Task requirements :: Could you filter the records below and keep only the lines with the word "JSON"?

*** Opening Data for review ***

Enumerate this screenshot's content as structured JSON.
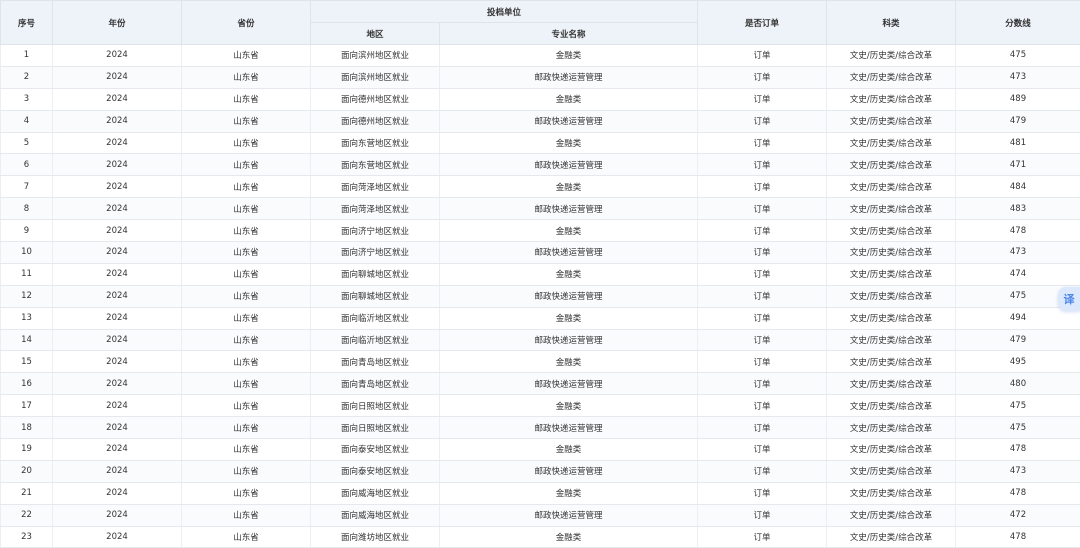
{
  "headers": {
    "seq": "序号",
    "year": "年份",
    "province": "省份",
    "unit_group": "投档单位",
    "region": "地区",
    "major": "专业名称",
    "is_order": "是否订单",
    "subject": "科类",
    "score": "分数线"
  },
  "rows": [
    {
      "seq": "1",
      "year": "2024",
      "province": "山东省",
      "region": "面向滨州地区就业",
      "major": "金融类",
      "is_order": "订单",
      "subject": "文史/历史类/综合改革",
      "score": "475"
    },
    {
      "seq": "2",
      "year": "2024",
      "province": "山东省",
      "region": "面向滨州地区就业",
      "major": "邮政快递运营管理",
      "is_order": "订单",
      "subject": "文史/历史类/综合改革",
      "score": "473"
    },
    {
      "seq": "3",
      "year": "2024",
      "province": "山东省",
      "region": "面向德州地区就业",
      "major": "金融类",
      "is_order": "订单",
      "subject": "文史/历史类/综合改革",
      "score": "489"
    },
    {
      "seq": "4",
      "year": "2024",
      "province": "山东省",
      "region": "面向德州地区就业",
      "major": "邮政快递运营管理",
      "is_order": "订单",
      "subject": "文史/历史类/综合改革",
      "score": "479"
    },
    {
      "seq": "5",
      "year": "2024",
      "province": "山东省",
      "region": "面向东营地区就业",
      "major": "金融类",
      "is_order": "订单",
      "subject": "文史/历史类/综合改革",
      "score": "481"
    },
    {
      "seq": "6",
      "year": "2024",
      "province": "山东省",
      "region": "面向东营地区就业",
      "major": "邮政快递运营管理",
      "is_order": "订单",
      "subject": "文史/历史类/综合改革",
      "score": "471"
    },
    {
      "seq": "7",
      "year": "2024",
      "province": "山东省",
      "region": "面向菏泽地区就业",
      "major": "金融类",
      "is_order": "订单",
      "subject": "文史/历史类/综合改革",
      "score": "484"
    },
    {
      "seq": "8",
      "year": "2024",
      "province": "山东省",
      "region": "面向菏泽地区就业",
      "major": "邮政快递运营管理",
      "is_order": "订单",
      "subject": "文史/历史类/综合改革",
      "score": "483"
    },
    {
      "seq": "9",
      "year": "2024",
      "province": "山东省",
      "region": "面向济宁地区就业",
      "major": "金融类",
      "is_order": "订单",
      "subject": "文史/历史类/综合改革",
      "score": "478"
    },
    {
      "seq": "10",
      "year": "2024",
      "province": "山东省",
      "region": "面向济宁地区就业",
      "major": "邮政快递运营管理",
      "is_order": "订单",
      "subject": "文史/历史类/综合改革",
      "score": "473"
    },
    {
      "seq": "11",
      "year": "2024",
      "province": "山东省",
      "region": "面向聊城地区就业",
      "major": "金融类",
      "is_order": "订单",
      "subject": "文史/历史类/综合改革",
      "score": "474"
    },
    {
      "seq": "12",
      "year": "2024",
      "province": "山东省",
      "region": "面向聊城地区就业",
      "major": "邮政快递运营管理",
      "is_order": "订单",
      "subject": "文史/历史类/综合改革",
      "score": "475"
    },
    {
      "seq": "13",
      "year": "2024",
      "province": "山东省",
      "region": "面向临沂地区就业",
      "major": "金融类",
      "is_order": "订单",
      "subject": "文史/历史类/综合改革",
      "score": "494"
    },
    {
      "seq": "14",
      "year": "2024",
      "province": "山东省",
      "region": "面向临沂地区就业",
      "major": "邮政快递运营管理",
      "is_order": "订单",
      "subject": "文史/历史类/综合改革",
      "score": "479"
    },
    {
      "seq": "15",
      "year": "2024",
      "province": "山东省",
      "region": "面向青岛地区就业",
      "major": "金融类",
      "is_order": "订单",
      "subject": "文史/历史类/综合改革",
      "score": "495"
    },
    {
      "seq": "16",
      "year": "2024",
      "province": "山东省",
      "region": "面向青岛地区就业",
      "major": "邮政快递运营管理",
      "is_order": "订单",
      "subject": "文史/历史类/综合改革",
      "score": "480"
    },
    {
      "seq": "17",
      "year": "2024",
      "province": "山东省",
      "region": "面向日照地区就业",
      "major": "金融类",
      "is_order": "订单",
      "subject": "文史/历史类/综合改革",
      "score": "475"
    },
    {
      "seq": "18",
      "year": "2024",
      "province": "山东省",
      "region": "面向日照地区就业",
      "major": "邮政快递运营管理",
      "is_order": "订单",
      "subject": "文史/历史类/综合改革",
      "score": "475"
    },
    {
      "seq": "19",
      "year": "2024",
      "province": "山东省",
      "region": "面向泰安地区就业",
      "major": "金融类",
      "is_order": "订单",
      "subject": "文史/历史类/综合改革",
      "score": "478"
    },
    {
      "seq": "20",
      "year": "2024",
      "province": "山东省",
      "region": "面向泰安地区就业",
      "major": "邮政快递运营管理",
      "is_order": "订单",
      "subject": "文史/历史类/综合改革",
      "score": "473"
    },
    {
      "seq": "21",
      "year": "2024",
      "province": "山东省",
      "region": "面向威海地区就业",
      "major": "金融类",
      "is_order": "订单",
      "subject": "文史/历史类/综合改革",
      "score": "478"
    },
    {
      "seq": "22",
      "year": "2024",
      "province": "山东省",
      "region": "面向威海地区就业",
      "major": "邮政快递运营管理",
      "is_order": "订单",
      "subject": "文史/历史类/综合改革",
      "score": "472"
    },
    {
      "seq": "23",
      "year": "2024",
      "province": "山东省",
      "region": "面向潍坊地区就业",
      "major": "金融类",
      "is_order": "订单",
      "subject": "文史/历史类/综合改革",
      "score": "478"
    }
  ],
  "translate_button": {
    "label": "译",
    "icon": "translate-icon",
    "color": "#4c86e8"
  }
}
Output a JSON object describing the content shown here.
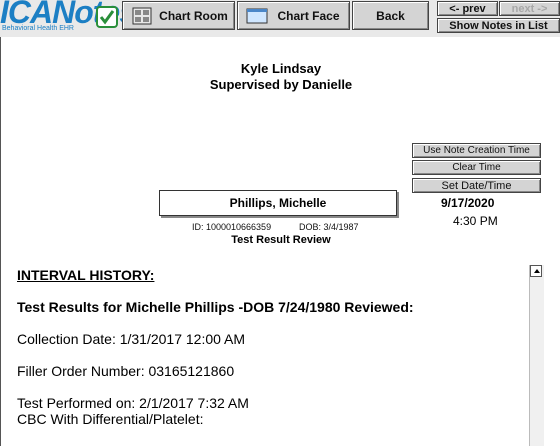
{
  "logo": {
    "text": "ICANotes",
    "tagline": "Behavioral Health EHR"
  },
  "toolbar": {
    "chart_room": "Chart Room",
    "chart_face": "Chart Face",
    "back": "Back",
    "prev": "<- prev",
    "next": "next ->",
    "show_notes": "Show Notes in List"
  },
  "header": {
    "provider": "Kyle Lindsay",
    "supervised": "Supervised by Danielle"
  },
  "time_controls": {
    "use_creation_time": "Use Note Creation Time",
    "clear_time": "Clear Time",
    "set_datetime": "Set Date/Time",
    "date": "9/17/2020",
    "time": "4:30 PM"
  },
  "client": {
    "name": "Phillips, Michelle",
    "id": "ID: 1000010666359",
    "dob": "DOB: 3/4/1987",
    "note_type": "Test Result Review"
  },
  "note": {
    "section_heading": "INTERVAL HISTORY:",
    "results_heading": "Test Results for Michelle Phillips -DOB 7/24/1980 Reviewed:",
    "collection_date": "Collection Date: 1/31/2017 12:00 AM",
    "filler_order": "Filler Order Number: 03165121860",
    "test_performed": "Test Performed on: 2/1/2017 7:32 AM",
    "test_name": "CBC With Differential/Platelet:"
  },
  "colors": {
    "brand": "#1c7fc4",
    "button_face": "#d4d4d4",
    "background": "#e9e9e9"
  }
}
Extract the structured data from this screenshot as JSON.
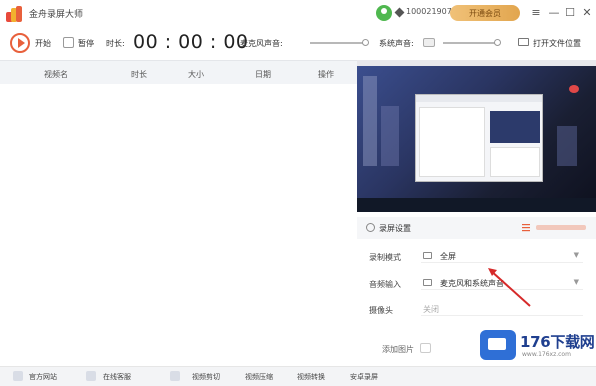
{
  "app": {
    "title": "金舟录屏大师"
  },
  "account": {
    "user_id": "1000219079",
    "vip_label": "开通会员"
  },
  "window_controls": {
    "menu": "≡",
    "minimize": "—",
    "maximize": "☐",
    "close": "✕"
  },
  "toolbar": {
    "start_label": "开始",
    "pause_label": "暂停",
    "duration_label": "时长:",
    "timer": "00 : 00 : 00",
    "mic_label": "麦克风声音:",
    "mic_level": 1.0,
    "system_sound_label": "系统声音:",
    "system_sound_level": 1.0,
    "open_folder_label": "打开文件位置"
  },
  "file_list": {
    "columns": [
      "视频名",
      "时长",
      "大小",
      "日期",
      "操作"
    ],
    "rows": []
  },
  "settings": {
    "title": "录屏设置",
    "rows": [
      {
        "label": "录制模式",
        "value": "全屏"
      },
      {
        "label": "音频输入",
        "value": "麦克风和系统声音"
      },
      {
        "label": "摄像头",
        "value": "关闭"
      }
    ],
    "add_image_label": "添加图片"
  },
  "bottom_nav": [
    {
      "label": "官方网站",
      "icon": "home-icon"
    },
    {
      "label": "在线客服",
      "icon": "headset-icon"
    },
    {
      "label": "视频剪切",
      "icon": "scissors-icon"
    },
    {
      "label": "视频压缩",
      "icon": "compress-icon"
    },
    {
      "label": "视频转换",
      "icon": "convert-icon"
    },
    {
      "label": "安卓录屏",
      "icon": "android-icon"
    }
  ],
  "watermark": {
    "brand": "176下载网",
    "url": "www.176xz.com"
  },
  "colors": {
    "accent_orange": "#e8603c",
    "vip_gold": "#e2a64f",
    "watermark_blue": "#2f6fd6"
  }
}
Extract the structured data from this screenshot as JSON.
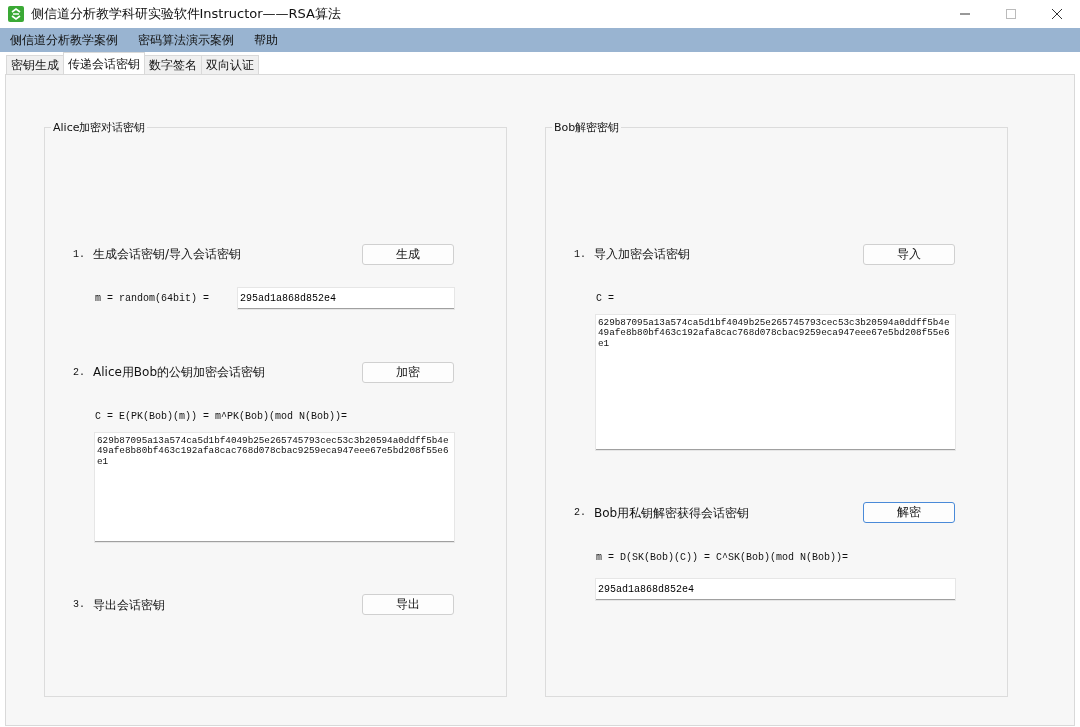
{
  "window": {
    "title": "侧信道分析教学科研实验软件Instructor——RSA算法"
  },
  "menu": [
    "侧信道分析教学案例",
    "密码算法演示案例",
    "帮助"
  ],
  "tabs": [
    {
      "label": "密钥生成",
      "selected": false
    },
    {
      "label": "传递会话密钥",
      "selected": true
    },
    {
      "label": "数字签名",
      "selected": false
    },
    {
      "label": "双向认证",
      "selected": false
    }
  ],
  "panels": [
    {
      "title": "Alice加密对话密钥",
      "rows": [
        {
          "kind": "action",
          "number": "1.",
          "label": "生成会话密钥/导入会话密钥",
          "button": {
            "label": "生成",
            "focused": false
          }
        },
        {
          "kind": "field",
          "label": "m = random(64bit) =",
          "value": "295ad1a868d852e4"
        },
        {
          "kind": "action",
          "number": "2.",
          "label": "Alice用Bob的公钥加密会话密钥",
          "button": {
            "label": "加密",
            "focused": false
          }
        },
        {
          "kind": "formula",
          "text": "C = E(PK(Bob)(m)) = m^PK(Bob)(mod N(Bob))="
        },
        {
          "kind": "textarea",
          "value": "629b87095a13a574ca5d1bf4049b25e265745793cec53c3b20594a0ddff5b4e49afe8b80bf463c192afa8cac768d078cbac9259eca947eee67e5bd208f55e6e1"
        },
        {
          "kind": "action",
          "number": "3.",
          "label": "导出会话密钥",
          "button": {
            "label": "导出",
            "focused": false
          }
        }
      ]
    },
    {
      "title": "Bob解密密钥",
      "rows": [
        {
          "kind": "action",
          "number": "1.",
          "label": "导入加密会话密钥",
          "button": {
            "label": "导入",
            "focused": false
          }
        },
        {
          "kind": "formula",
          "text": "C ="
        },
        {
          "kind": "textarea",
          "value": "629b87095a13a574ca5d1bf4049b25e265745793cec53c3b20594a0ddff5b4e49afe8b80bf463c192afa8cac768d078cbac9259eca947eee67e5bd208f55e6e1"
        },
        {
          "kind": "action",
          "number": "2.",
          "label": "Bob用私钥解密获得会话密钥",
          "button": {
            "label": "解密",
            "focused": true
          }
        },
        {
          "kind": "formula",
          "text": "m = D(SK(Bob)(C)) = C^SK(Bob)(mod N(Bob))="
        },
        {
          "kind": "field",
          "value": "295ad1a868d852e4"
        }
      ]
    }
  ]
}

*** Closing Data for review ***

Task result ::
Enumerate this screenshot's content as structured JSON.
Output a JSON object describing the content shown here.
Extract the structured data from this screenshot as JSON.
Extract the structured data from this screenshot as JSON.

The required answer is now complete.